Are you open to answering readers’ questions about the content of the stuff you review if they would like to know in advance if something not on your list was mentioned in the book, film, or other piece of media you reviewed?

I can’t wait to hear how all of you handle this topic on your sites and in your reviews.

 

What Bears Do in the Woods: A Review of The Ursus Verses

Title: The Ursus Versus Author: Nathan Waddell Publisher: Self-Published Publication Date: October 29, 2020 Genres: Science Fiction, Fantasy, Young Adult Length: 66 pages Source: I purchased it. Rating: 5 Stars Blurb: Do you like bears and black holes and squid monsters and dragons and cowboy dragon slayers and riding your bike all around town looking… Read More

Top Ten Tuesday: Books That Made Me Laugh Out Loud

Hosted by That Artsy Reader Girl Honestly, I haven’t read that many humorous books recently regardless of if we’re talking about tales published last year or thirty years ago. I’ll share a few funny books I have read and hope I can get some great ideas for other reads from everyone else’s posts today. Solutions… Read More

Subreddits That I Love

Thank you to Iniverse for giving me the idea for this response post. Go read about the subreddits this blogger enjoys before continuing on here. Reddit is a site filled with a massive series of message boards on every topic you can imagine and then some.
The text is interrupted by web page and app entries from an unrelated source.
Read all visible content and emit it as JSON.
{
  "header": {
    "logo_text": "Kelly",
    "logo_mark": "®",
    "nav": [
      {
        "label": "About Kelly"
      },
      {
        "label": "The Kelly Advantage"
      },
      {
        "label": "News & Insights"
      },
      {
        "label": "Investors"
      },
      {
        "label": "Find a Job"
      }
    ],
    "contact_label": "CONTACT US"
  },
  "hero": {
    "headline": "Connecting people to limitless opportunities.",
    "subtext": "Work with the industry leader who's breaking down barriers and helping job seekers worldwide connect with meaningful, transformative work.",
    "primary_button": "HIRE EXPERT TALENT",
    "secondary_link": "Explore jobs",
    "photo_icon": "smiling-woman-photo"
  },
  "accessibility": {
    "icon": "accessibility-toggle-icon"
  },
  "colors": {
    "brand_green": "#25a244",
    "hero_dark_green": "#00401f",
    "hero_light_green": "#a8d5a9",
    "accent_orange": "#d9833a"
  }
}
Each topic is separated into its own page there… Read More

Heading Home: A Review of Abominable

Content warning: vomiting and references to the death of a parent. I will not be discussing these things in my review. Abominable is a 2019 American animated children’s fantasy film about three teenagers who travel from Shanghai to Mount Everest in the Himalayan mountains to return a kidnapped Yeti they nicknamed Everest to his home. They… Read More